+++ DATA RECORDS +++

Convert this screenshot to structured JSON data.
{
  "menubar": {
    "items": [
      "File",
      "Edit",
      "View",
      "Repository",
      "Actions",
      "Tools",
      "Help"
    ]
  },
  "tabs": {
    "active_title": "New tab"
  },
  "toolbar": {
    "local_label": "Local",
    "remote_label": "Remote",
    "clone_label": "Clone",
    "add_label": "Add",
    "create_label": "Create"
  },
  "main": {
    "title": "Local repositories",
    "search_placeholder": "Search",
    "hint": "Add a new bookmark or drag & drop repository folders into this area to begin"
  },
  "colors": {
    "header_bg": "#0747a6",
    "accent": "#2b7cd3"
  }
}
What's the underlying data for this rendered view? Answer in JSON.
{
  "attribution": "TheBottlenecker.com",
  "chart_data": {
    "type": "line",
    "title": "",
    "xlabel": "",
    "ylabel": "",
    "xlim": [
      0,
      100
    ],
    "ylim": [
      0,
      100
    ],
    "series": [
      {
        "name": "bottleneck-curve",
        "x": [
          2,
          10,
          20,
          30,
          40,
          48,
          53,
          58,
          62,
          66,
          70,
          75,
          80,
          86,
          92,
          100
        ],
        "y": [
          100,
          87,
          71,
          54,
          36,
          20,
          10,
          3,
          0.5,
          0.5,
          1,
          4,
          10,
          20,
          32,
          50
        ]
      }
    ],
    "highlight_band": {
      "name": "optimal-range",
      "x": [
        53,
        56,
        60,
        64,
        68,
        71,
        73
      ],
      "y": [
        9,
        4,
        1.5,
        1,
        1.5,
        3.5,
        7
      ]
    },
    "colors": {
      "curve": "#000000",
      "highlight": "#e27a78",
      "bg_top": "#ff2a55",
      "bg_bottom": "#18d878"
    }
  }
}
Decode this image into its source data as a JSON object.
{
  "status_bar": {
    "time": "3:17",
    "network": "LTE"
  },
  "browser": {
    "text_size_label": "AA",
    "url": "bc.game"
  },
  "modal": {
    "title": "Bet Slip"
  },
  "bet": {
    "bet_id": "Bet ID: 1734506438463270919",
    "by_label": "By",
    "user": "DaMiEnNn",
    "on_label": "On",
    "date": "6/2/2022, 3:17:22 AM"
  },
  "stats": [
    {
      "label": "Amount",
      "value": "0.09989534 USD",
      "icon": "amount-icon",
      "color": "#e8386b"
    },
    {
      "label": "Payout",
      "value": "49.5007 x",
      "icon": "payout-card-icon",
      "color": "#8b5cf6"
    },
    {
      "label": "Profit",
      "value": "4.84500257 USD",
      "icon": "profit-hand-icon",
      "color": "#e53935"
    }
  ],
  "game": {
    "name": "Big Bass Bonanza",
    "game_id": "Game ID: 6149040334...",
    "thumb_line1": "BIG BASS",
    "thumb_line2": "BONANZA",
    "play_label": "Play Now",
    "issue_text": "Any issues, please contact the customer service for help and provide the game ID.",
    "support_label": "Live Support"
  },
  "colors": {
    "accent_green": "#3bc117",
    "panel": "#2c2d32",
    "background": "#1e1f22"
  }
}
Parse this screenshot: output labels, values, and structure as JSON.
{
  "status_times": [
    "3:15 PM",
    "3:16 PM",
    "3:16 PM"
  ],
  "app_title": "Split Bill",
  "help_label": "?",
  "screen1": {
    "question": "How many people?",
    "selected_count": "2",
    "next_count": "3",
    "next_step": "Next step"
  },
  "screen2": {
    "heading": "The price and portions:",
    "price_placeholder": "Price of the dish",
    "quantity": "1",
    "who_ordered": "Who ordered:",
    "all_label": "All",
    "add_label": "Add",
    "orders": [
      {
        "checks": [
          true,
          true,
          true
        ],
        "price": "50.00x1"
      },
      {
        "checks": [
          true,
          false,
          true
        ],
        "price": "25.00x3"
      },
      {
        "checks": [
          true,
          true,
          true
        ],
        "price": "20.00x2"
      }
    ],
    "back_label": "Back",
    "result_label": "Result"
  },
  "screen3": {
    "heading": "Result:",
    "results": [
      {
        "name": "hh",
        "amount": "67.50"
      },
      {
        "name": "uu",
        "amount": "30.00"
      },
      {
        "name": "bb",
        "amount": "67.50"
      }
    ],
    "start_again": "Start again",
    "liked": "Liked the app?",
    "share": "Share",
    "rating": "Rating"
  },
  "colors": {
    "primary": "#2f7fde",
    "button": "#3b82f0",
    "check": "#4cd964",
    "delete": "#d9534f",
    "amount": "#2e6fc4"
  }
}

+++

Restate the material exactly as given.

> ANSWER SECTION
Convert this screenshot to structured JSON data.
{
  "menubar": {
    "items": [
      "File",
      "Edit",
      "View",
      "Repository",
      "Actions",
      "Tools",
      "Help"
    ]
  },
  "tabs": {
    "active_title": "New tab"
  },
  "toolbar": {
    "local_label": "Local",
    "remote_label": "Remote",
    "clone_label": "Clone",
    "add_label": "Add",
    "create_label": "Create"
  },
  "main": {
    "title": "Local repositories",
    "search_placeholder": "Search",
    "hint": "Add a new bookmark or drag & drop repository folders into this area to begin"
  },
  "colors": {
    "header_bg": "#0747a6",
    "accent": "#2b7cd3"
  }
}
What's the underlying data for this rendered view? Answer in JSON.
{
  "attribution": "TheBottlenecker.com",
  "chart_data": {
    "type": "line",
    "title": "",
    "xlabel": "",
    "ylabel": "",
    "xlim": [
      0,
      100
    ],
    "ylim": [
      0,
      100
    ],
    "series": [
      {
        "name": "bottleneck-curve",
        "x": [
          2,
          10,
          20,
          30,
          40,
          48,
          53,
          58,
          62,
          66,
          70,
          75,
          80,
          86,
          92,
          100
        ],
        "y": [
          100,
          87,
          71,
          54,
          36,
          20,
          10,
          3,
          0.5,
          0.5,
          1,
          4,
          10,
          20,
          32,
          50
        ]
      }
    ],
    "highlight_band": {
      "name": "optimal-range",
      "x": [
        53,
        56,
        60,
        64,
        68,
        71,
        73
      ],
      "y": [
        9,
        4,
        1.5,
        1,
        1.5,
        3.5,
        7
      ]
    },
    "colors": {
      "curve": "#000000",
      "highlight": "#e27a78",
      "bg_top": "#ff2a55",
      "bg_bottom": "#18d878"
    }
  }
}
Decode this image into its source data as a JSON object.
{
  "status_bar": {
    "time": "3:17",
    "network": "LTE"
  },
  "browser": {
    "text_size_label": "AA",
    "url": "bc.game"
  },
  "modal": {
    "title": "Bet Slip"
  },
  "bet": {
    "bet_id": "Bet ID: 1734506438463270919",
    "by_label": "By",
    "user": "DaMiEnNn",
    "on_label": "On",
    "date": "6/2/2022, 3:17:22 AM"
  },
  "stats": [
    {
      "label": "Amount",
      "value": "0.09989534 USD",
      "icon": "amount-icon",
      "color": "#e8386b"
    },
    {
      "label": "Payout",
      "value": "49.5007 x",
      "icon": "payout-card-icon",
      "color": "#8b5cf6"
    },
    {
      "label": "Profit",
      "value": "4.84500257 USD",
      "icon": "profit-hand-icon",
      "color": "#e53935"
    }
  ],
  "game": {
    "name": "Big Bass Bonanza",
    "game_id": "Game ID: 6149040334...",
    "thumb_line1": "BIG BASS",
    "thumb_line2": "BONANZA",
    "play_label": "Play Now",
    "issue_text": "Any issues, please contact the customer service for help and provide the game ID.",
    "support_label": "Live Support"
  },
  "colors": {
    "accent_green": "#3bc117",
    "panel": "#2c2d32",
    "background": "#1e1f22"
  }
}
Parse this screenshot: output labels, values, and structure as JSON.
{
  "status_times": [
    "3:15 PM",
    "3:16 PM",
    "3:16 PM"
  ],
  "app_title": "Split Bill",
  "help_label": "?",
  "screen1": {
    "question": "How many people?",
    "selected_count": "2",
    "next_count": "3",
    "next_step": "Next step"
  },
  "screen2": {
    "heading": "The price and portions:",
    "price_placeholder": "Price of the dish",
    "quantity": "1",
    "who_ordered": "Who ordered:",
    "all_label": "All",
    "add_label": "Add",
    "orders": [
      {
        "checks": [
          true,
          true,
          true
        ],
        "price": "50.00x1"
      },
      {
        "checks": [
          true,
          false,
          true
        ],
        "price": "25.00x3"
      },
      {
        "checks": [
          true,
          true,
          true
        ],
        "price": "20.00x2"
      }
    ],
    "back_label": "Back",
    "result_label": "Result"
  },
  "screen3": {
    "heading": "Result:",
    "results": [
      {
        "name": "hh",
        "amount": "67.50"
      },
      {
        "name": "uu",
        "amount": "30.00"
      },
      {
        "name": "bb",
        "amount": "67.50"
      }
    ],
    "start_again": "Start again",
    "liked": "Liked the app?",
    "share": "Share",
    "rating": "Rating"
  },
  "colors": {
    "primary": "#2f7fde",
    "button": "#3b82f0",
    "check": "#4cd964",
    "delete": "#d9534f",
    "amount": "#2e6fc4"
  }
}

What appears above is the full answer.